(Beginning of Records)

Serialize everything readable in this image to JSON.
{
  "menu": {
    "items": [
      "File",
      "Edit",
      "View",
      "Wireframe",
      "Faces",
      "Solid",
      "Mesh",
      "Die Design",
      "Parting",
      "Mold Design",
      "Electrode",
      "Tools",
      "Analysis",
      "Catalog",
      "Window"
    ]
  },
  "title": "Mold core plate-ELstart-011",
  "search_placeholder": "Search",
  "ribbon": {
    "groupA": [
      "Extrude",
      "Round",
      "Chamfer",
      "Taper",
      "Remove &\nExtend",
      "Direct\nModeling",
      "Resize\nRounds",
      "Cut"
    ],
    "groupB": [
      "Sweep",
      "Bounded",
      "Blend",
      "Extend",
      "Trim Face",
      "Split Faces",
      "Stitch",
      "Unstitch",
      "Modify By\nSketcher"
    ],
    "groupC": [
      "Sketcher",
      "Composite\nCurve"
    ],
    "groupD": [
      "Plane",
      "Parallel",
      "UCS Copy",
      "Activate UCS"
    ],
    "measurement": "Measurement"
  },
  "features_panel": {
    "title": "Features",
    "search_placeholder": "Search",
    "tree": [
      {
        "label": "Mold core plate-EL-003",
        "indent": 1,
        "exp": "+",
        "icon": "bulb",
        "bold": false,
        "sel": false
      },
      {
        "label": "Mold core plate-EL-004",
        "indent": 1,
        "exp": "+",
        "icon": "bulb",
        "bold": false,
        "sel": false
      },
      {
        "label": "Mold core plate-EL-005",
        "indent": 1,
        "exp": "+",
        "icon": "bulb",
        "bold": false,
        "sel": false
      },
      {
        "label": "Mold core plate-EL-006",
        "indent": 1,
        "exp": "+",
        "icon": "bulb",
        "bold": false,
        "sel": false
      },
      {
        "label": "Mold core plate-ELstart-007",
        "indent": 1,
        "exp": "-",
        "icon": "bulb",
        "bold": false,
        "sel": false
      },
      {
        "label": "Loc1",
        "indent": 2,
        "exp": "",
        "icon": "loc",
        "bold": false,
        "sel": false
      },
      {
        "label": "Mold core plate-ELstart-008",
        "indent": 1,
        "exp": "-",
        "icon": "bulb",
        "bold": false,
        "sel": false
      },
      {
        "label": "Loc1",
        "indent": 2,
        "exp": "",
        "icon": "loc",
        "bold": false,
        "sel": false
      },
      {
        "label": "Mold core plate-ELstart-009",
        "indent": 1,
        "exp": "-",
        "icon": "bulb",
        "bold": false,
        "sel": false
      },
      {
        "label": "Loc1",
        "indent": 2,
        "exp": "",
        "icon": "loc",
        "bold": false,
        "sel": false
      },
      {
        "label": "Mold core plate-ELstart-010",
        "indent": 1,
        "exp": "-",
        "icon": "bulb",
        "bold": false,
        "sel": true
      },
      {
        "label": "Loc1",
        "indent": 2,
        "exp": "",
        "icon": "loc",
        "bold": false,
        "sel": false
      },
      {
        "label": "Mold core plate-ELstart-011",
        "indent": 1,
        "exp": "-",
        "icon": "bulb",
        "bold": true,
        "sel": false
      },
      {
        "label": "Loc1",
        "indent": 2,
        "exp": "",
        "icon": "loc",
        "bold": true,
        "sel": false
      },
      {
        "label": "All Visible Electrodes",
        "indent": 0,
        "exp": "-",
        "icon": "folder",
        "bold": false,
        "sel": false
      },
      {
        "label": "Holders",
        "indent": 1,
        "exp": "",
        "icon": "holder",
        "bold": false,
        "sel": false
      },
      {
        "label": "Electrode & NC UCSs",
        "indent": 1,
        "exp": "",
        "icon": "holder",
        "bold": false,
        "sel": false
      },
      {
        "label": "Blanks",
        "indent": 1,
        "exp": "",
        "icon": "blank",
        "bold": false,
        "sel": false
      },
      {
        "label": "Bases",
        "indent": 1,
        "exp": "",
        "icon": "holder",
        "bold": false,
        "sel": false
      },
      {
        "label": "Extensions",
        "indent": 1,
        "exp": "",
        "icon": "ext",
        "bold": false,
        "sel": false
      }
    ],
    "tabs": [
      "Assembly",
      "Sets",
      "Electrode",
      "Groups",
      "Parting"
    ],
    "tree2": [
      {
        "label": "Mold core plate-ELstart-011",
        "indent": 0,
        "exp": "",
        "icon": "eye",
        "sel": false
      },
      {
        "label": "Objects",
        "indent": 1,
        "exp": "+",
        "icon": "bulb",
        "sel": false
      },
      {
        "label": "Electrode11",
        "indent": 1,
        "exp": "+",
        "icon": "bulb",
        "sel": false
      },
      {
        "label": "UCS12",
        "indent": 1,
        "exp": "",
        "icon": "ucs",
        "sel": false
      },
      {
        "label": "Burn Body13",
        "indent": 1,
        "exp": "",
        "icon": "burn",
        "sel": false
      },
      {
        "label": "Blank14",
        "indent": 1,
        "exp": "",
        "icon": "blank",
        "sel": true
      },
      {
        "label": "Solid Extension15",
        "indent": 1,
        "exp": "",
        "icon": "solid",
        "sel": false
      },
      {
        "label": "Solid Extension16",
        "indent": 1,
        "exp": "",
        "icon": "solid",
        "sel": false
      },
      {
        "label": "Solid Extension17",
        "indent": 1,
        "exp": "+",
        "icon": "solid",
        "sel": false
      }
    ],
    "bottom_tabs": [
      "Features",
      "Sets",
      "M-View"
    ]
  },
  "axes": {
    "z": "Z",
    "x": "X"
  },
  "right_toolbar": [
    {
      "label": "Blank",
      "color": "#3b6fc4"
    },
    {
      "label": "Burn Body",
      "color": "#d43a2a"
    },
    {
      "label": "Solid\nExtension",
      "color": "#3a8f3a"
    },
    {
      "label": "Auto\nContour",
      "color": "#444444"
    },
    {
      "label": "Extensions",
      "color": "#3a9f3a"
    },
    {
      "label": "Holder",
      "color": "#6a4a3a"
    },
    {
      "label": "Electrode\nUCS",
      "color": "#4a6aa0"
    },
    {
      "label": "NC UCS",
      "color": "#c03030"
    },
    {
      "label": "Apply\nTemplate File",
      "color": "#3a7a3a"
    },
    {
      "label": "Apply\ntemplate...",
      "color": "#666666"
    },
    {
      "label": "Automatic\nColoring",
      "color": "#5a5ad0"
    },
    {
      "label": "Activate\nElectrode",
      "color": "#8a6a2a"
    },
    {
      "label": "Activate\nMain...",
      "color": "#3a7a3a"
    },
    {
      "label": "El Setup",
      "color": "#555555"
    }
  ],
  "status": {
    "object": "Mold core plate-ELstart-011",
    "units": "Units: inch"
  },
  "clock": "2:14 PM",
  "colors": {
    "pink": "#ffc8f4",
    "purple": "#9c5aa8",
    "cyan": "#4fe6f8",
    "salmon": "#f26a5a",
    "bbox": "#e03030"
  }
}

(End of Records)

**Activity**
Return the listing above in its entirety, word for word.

**Solution for this task**
Serialize everything readable in this image to JSON.
{
  "menu": {
    "items": [
      "File",
      "Edit",
      "View",
      "Wireframe",
      "Faces",
      "Solid",
      "Mesh",
      "Die Design",
      "Parting",
      "Mold Design",
      "Electrode",
      "Tools",
      "Analysis",
      "Catalog",
      "Window"
    ]
  },
  "title": "Mold core plate-ELstart-011",
  "search_placeholder": "Search",
  "ribbon": {
    "groupA": [
      "Extrude",
      "Round",
      "Chamfer",
      "Taper",
      "Remove &\nExtend",
      "Direct\nModeling",
      "Resize\nRounds",
      "Cut"
    ],
    "groupB": [
      "Sweep",
      "Bounded",
      "Blend",
      "Extend",
      "Trim Face",
      "Split Faces",
      "Stitch",
      "Unstitch",
      "Modify By\nSketcher"
    ],
    "groupC": [
      "Sketcher",
      "Composite\nCurve"
    ],
    "groupD": [
      "Plane",
      "Parallel",
      "UCS Copy",
      "Activate UCS"
    ],
    "measurement": "Measurement"
  },
  "features_panel": {
    "title": "Features",
    "search_placeholder": "Search",
    "tree": [
      {
        "label": "Mold core plate-EL-003",
        "indent": 1,
        "exp": "+",
        "icon": "bulb",
        "bold": false,
        "sel": false
      },
      {
        "label": "Mold core plate-EL-004",
        "indent": 1,
        "exp": "+",
        "icon": "bulb",
        "bold": false,
        "sel": false
      },
      {
        "label": "Mold core plate-EL-005",
        "indent": 1,
        "exp": "+",
        "icon": "bulb",
        "bold": false,
        "sel": false
      },
      {
        "label": "Mold core plate-EL-006",
        "indent": 1,
        "exp": "+",
        "icon": "bulb",
        "bold": false,
        "sel": false
      },
      {
        "label": "Mold core plate-ELstart-007",
        "indent": 1,
        "exp": "-",
        "icon": "bulb",
        "bold": false,
        "sel": false
      },
      {
        "label": "Loc1",
        "indent": 2,
        "exp": "",
        "icon": "loc",
        "bold": false,
        "sel": false
      },
      {
        "label": "Mold core plate-ELstart-008",
        "indent": 1,
        "exp": "-",
        "icon": "bulb",
        "bold": false,
        "sel": false
      },
      {
        "label": "Loc1",
        "indent": 2,
        "exp": "",
        "icon": "loc",
        "bold": false,
        "sel": false
      },
      {
        "label": "Mold core plate-ELstart-009",
        "indent": 1,
        "exp": "-",
        "icon": "bulb",
        "bold": false,
        "sel": false
      },
      {
        "label": "Loc1",
        "indent": 2,
        "exp": "",
        "icon": "loc",
        "bold": false,
        "sel": false
      },
      {
        "label": "Mold core plate-ELstart-010",
        "indent": 1,
        "exp": "-",
        "icon": "bulb",
        "bold": false,
        "sel": true
      },
      {
        "label": "Loc1",
        "indent": 2,
        "exp": "",
        "icon": "loc",
        "bold": false,
        "sel": false
      },
      {
        "label": "Mold core plate-ELstart-011",
        "indent": 1,
        "exp": "-",
        "icon": "bulb",
        "bold": true,
        "sel": false
      },
      {
        "label": "Loc1",
        "indent": 2,
        "exp": "",
        "icon": "loc",
        "bold": true,
        "sel": false
      },
      {
        "label": "All Visible Electrodes",
        "indent": 0,
        "exp": "-",
        "icon": "folder",
        "bold": false,
        "sel": false
      },
      {
        "label": "Holders",
        "indent": 1,
        "exp": "",
        "icon": "holder",
        "bold": false,
        "sel": false
      },
      {
        "label": "Electrode & NC UCSs",
        "indent": 1,
        "exp": "",
        "icon": "holder",
        "bold": false,
        "sel": false
      },
      {
        "label": "Blanks",
        "indent": 1,
        "exp": "",
        "icon": "blank",
        "bold": false,
        "sel": false
      },
      {
        "label": "Bases",
        "indent": 1,
        "exp": "",
        "icon": "holder",
        "bold": false,
        "sel": false
      },
      {
        "label": "Extensions",
        "indent": 1,
        "exp": "",
        "icon": "ext",
        "bold": false,
        "sel": false
      }
    ],
    "tabs": [
      "Assembly",
      "Sets",
      "Electrode",
      "Groups",
      "Parting"
    ],
    "tree2": [
      {
        "label": "Mold core plate-ELstart-011",
        "indent": 0,
        "exp": "",
        "icon": "eye",
        "sel": false
      },
      {
        "label": "Objects",
        "indent": 1,
        "exp": "+",
        "icon": "bulb",
        "sel": false
      },
      {
        "label": "Electrode11",
        "indent": 1,
        "exp": "+",
        "icon": "bulb",
        "sel": false
      },
      {
        "label": "UCS12",
        "indent": 1,
        "exp": "",
        "icon": "ucs",
        "sel": false
      },
      {
        "label": "Burn Body13",
        "indent": 1,
        "exp": "",
        "icon": "burn",
        "sel": false
      },
      {
        "label": "Blank14",
        "indent": 1,
        "exp": "",
        "icon": "blank",
        "sel": true
      },
      {
        "label": "Solid Extension15",
        "indent": 1,
        "exp": "",
        "icon": "solid",
        "sel": false
      },
      {
        "label": "Solid Extension16",
        "indent": 1,
        "exp": "",
        "icon": "solid",
        "sel": false
      },
      {
        "label": "Solid Extension17",
        "indent": 1,
        "exp": "+",
        "icon": "solid",
        "sel": false
      }
    ],
    "bottom_tabs": [
      "Features",
      "Sets",
      "M-View"
    ]
  },
  "axes": {
    "z": "Z",
    "x": "X"
  },
  "right_toolbar": [
    {
      "label": "Blank",
      "color": "#3b6fc4"
    },
    {
      "label": "Burn Body",
      "color": "#d43a2a"
    },
    {
      "label": "Solid\nExtension",
      "color": "#3a8f3a"
    },
    {
      "label": "Auto\nContour",
      "color": "#444444"
    },
    {
      "label": "Extensions",
      "color": "#3a9f3a"
    },
    {
      "label": "Holder",
      "color": "#6a4a3a"
    },
    {
      "label": "Electrode\nUCS",
      "color": "#4a6aa0"
    },
    {
      "label": "NC UCS",
      "color": "#c03030"
    },
    {
      "label": "Apply\nTemplate File",
      "color": "#3a7a3a"
    },
    {
      "label": "Apply\ntemplate...",
      "color": "#666666"
    },
    {
      "label": "Automatic\nColoring",
      "color": "#5a5ad0"
    },
    {
      "label": "Activate\nElectrode",
      "color": "#8a6a2a"
    },
    {
      "label": "Activate\nMain...",
      "color": "#3a7a3a"
    },
    {
      "label": "El Setup",
      "color": "#555555"
    }
  ],
  "status": {
    "object": "Mold core plate-ELstart-011",
    "units": "Units: inch"
  },
  "clock": "2:14 PM",
  "colors": {
    "pink": "#ffc8f4",
    "purple": "#9c5aa8",
    "cyan": "#4fe6f8",
    "salmon": "#f26a5a",
    "bbox": "#e03030"
  }
}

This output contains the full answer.